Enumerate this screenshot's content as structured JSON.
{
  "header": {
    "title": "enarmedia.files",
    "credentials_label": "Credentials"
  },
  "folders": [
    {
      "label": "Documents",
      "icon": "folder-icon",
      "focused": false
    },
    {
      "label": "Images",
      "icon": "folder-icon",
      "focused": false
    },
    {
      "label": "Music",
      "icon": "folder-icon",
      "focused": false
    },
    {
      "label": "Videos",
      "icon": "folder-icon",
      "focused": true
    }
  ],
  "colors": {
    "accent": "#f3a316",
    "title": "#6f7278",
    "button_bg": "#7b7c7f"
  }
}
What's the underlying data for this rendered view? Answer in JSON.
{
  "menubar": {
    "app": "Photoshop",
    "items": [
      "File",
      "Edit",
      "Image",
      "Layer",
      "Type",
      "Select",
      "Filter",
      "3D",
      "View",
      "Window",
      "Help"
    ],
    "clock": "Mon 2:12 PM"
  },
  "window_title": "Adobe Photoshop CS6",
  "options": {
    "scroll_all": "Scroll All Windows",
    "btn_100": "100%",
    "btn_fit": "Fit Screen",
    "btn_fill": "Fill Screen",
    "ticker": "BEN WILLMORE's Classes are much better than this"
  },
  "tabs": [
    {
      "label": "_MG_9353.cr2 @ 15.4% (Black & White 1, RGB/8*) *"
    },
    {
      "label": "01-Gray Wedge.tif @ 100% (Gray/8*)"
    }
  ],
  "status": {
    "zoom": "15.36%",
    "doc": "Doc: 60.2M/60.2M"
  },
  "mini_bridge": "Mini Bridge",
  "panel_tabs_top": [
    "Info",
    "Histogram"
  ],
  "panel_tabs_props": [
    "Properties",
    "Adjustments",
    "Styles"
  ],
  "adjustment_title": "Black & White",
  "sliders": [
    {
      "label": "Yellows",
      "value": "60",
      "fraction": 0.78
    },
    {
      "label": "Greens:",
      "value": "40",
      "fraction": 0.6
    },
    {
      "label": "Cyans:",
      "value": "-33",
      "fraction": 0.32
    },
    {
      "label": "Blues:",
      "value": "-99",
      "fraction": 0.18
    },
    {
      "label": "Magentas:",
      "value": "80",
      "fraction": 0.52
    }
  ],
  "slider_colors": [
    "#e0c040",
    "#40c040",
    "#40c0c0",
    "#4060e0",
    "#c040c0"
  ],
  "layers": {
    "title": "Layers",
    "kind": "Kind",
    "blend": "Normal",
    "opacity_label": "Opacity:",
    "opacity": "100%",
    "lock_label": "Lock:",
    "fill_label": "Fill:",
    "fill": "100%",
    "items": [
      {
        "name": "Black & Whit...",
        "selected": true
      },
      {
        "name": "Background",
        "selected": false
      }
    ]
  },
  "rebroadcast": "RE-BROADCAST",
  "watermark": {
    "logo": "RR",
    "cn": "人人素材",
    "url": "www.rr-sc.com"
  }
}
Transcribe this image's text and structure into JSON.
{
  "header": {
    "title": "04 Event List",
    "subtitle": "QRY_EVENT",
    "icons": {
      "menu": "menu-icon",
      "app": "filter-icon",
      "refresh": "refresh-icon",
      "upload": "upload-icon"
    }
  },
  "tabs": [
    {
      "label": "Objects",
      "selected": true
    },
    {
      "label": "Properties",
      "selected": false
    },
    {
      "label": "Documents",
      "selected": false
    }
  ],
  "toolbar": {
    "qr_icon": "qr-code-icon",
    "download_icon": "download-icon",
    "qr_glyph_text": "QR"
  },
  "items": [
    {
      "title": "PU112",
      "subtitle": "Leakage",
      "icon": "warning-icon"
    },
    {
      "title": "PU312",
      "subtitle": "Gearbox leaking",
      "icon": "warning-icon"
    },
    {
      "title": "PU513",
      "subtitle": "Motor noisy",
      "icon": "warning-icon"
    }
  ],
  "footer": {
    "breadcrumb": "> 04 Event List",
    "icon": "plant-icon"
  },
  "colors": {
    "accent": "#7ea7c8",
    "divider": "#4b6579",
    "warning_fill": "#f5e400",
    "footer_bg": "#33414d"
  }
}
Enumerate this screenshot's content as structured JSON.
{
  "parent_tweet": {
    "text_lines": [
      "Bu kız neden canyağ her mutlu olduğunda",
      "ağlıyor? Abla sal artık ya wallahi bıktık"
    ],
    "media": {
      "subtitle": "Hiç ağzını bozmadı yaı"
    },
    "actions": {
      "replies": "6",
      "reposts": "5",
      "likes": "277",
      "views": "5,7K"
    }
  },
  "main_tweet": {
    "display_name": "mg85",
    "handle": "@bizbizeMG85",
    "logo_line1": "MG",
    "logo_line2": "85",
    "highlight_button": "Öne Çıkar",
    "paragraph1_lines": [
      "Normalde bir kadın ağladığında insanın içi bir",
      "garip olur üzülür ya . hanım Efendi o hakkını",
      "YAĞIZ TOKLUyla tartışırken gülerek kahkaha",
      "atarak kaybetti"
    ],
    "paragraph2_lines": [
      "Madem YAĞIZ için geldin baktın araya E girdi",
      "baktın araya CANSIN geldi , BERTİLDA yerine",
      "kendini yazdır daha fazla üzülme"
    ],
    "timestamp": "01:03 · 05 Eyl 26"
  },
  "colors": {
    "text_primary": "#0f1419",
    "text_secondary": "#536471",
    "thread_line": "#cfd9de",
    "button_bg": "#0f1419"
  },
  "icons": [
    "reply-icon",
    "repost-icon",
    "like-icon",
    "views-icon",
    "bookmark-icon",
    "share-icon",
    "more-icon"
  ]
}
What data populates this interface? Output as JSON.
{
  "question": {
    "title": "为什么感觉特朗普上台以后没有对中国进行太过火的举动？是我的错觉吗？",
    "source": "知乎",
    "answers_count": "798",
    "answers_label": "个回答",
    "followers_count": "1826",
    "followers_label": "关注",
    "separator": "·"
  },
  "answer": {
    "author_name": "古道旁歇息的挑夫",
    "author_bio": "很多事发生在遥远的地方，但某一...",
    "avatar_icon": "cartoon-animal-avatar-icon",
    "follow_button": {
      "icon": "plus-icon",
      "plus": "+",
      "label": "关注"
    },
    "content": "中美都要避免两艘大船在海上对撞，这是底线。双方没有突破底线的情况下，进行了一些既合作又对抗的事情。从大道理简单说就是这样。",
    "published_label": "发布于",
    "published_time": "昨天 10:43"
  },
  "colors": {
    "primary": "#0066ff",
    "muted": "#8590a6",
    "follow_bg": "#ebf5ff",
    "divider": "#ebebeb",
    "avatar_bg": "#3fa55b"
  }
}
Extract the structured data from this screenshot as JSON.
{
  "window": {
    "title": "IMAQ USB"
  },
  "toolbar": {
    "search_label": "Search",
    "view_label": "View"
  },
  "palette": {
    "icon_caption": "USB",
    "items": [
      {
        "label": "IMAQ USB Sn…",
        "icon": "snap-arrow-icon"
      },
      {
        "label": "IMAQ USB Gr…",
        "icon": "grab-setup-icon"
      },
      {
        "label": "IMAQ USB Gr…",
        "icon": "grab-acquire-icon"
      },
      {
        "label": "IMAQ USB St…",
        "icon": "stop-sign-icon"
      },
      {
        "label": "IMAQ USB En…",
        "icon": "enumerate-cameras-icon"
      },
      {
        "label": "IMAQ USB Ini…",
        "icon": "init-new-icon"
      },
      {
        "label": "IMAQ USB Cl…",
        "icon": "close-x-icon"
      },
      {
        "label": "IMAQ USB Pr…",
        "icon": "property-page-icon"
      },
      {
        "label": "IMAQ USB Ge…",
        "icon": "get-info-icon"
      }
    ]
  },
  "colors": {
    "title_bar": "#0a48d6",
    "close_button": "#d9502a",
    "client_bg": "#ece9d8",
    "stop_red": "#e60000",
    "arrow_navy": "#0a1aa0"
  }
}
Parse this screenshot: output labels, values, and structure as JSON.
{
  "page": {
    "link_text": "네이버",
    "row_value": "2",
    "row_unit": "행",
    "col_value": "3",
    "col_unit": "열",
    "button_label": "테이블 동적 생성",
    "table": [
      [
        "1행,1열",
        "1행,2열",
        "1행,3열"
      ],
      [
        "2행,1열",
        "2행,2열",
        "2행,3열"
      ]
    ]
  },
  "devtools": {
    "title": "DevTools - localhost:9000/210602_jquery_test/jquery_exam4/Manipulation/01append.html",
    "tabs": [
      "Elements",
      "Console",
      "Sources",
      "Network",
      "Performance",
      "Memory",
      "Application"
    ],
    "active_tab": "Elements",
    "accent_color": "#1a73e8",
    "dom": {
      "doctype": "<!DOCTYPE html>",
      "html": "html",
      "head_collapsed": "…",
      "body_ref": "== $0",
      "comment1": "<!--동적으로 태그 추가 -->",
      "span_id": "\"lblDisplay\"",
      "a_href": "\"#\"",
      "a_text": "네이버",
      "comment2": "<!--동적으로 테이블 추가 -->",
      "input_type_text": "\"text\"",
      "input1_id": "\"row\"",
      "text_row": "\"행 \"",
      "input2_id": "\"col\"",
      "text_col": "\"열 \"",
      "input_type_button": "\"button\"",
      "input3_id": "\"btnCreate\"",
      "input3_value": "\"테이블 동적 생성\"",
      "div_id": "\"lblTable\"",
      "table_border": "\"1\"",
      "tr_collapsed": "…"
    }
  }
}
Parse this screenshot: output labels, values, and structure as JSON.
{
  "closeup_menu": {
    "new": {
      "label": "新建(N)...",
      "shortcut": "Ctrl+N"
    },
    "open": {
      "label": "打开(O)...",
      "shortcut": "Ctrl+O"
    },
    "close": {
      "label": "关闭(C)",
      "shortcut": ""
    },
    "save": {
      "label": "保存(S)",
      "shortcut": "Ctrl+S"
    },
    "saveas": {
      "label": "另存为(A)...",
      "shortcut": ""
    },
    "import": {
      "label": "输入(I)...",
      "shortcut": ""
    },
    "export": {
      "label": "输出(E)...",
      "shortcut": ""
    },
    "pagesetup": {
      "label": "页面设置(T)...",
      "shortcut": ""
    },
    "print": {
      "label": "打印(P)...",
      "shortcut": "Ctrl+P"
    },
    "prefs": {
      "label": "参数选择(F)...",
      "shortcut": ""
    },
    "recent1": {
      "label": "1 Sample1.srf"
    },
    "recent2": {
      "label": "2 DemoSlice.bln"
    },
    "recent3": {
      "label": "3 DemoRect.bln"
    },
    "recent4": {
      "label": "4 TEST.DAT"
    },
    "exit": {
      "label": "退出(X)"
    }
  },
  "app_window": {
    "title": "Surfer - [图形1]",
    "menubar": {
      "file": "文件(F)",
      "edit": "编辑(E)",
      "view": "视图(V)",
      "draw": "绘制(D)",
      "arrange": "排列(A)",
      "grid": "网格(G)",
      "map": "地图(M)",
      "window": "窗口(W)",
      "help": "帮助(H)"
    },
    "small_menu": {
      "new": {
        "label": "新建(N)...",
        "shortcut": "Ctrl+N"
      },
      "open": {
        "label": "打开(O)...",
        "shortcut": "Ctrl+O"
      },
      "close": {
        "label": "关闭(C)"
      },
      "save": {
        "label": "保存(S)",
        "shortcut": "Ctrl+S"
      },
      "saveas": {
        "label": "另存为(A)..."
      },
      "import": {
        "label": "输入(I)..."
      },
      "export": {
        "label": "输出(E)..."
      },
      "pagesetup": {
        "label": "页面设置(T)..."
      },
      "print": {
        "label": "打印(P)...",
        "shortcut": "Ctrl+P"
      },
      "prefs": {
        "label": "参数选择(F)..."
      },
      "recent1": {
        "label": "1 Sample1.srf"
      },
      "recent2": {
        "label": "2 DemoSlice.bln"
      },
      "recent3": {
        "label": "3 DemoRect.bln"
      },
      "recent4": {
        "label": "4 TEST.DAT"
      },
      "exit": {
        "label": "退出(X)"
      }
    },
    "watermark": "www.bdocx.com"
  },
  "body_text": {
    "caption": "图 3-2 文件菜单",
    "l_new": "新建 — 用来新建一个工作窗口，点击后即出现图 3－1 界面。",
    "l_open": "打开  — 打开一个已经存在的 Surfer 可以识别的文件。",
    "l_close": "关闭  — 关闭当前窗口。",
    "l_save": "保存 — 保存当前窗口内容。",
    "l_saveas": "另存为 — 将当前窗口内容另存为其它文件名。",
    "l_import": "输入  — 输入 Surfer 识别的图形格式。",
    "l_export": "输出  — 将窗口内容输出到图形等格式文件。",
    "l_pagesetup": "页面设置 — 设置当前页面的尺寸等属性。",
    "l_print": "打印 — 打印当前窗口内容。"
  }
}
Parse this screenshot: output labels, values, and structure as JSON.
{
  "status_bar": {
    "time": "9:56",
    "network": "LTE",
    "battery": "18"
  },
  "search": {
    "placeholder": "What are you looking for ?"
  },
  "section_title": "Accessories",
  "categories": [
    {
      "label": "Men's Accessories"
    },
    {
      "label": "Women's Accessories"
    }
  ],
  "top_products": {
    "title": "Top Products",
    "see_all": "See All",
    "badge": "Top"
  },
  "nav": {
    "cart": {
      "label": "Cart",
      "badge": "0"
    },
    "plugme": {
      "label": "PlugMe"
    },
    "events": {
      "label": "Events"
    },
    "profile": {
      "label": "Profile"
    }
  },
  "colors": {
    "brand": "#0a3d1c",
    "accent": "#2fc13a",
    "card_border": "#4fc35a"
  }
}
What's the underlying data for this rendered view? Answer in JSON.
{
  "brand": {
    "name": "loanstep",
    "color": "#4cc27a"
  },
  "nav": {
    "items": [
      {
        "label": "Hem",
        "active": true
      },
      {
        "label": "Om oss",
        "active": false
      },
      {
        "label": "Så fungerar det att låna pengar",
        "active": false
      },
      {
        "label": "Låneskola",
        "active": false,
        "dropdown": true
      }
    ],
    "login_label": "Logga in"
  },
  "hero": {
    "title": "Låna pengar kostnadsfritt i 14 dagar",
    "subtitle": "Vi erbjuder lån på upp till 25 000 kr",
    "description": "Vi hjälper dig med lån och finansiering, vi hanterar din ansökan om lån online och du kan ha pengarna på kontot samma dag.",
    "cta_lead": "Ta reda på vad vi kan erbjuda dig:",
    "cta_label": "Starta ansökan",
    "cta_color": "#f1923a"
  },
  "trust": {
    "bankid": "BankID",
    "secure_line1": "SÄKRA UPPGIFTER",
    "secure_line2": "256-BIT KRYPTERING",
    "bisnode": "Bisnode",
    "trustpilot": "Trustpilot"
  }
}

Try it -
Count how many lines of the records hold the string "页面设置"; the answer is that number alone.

Task output -
3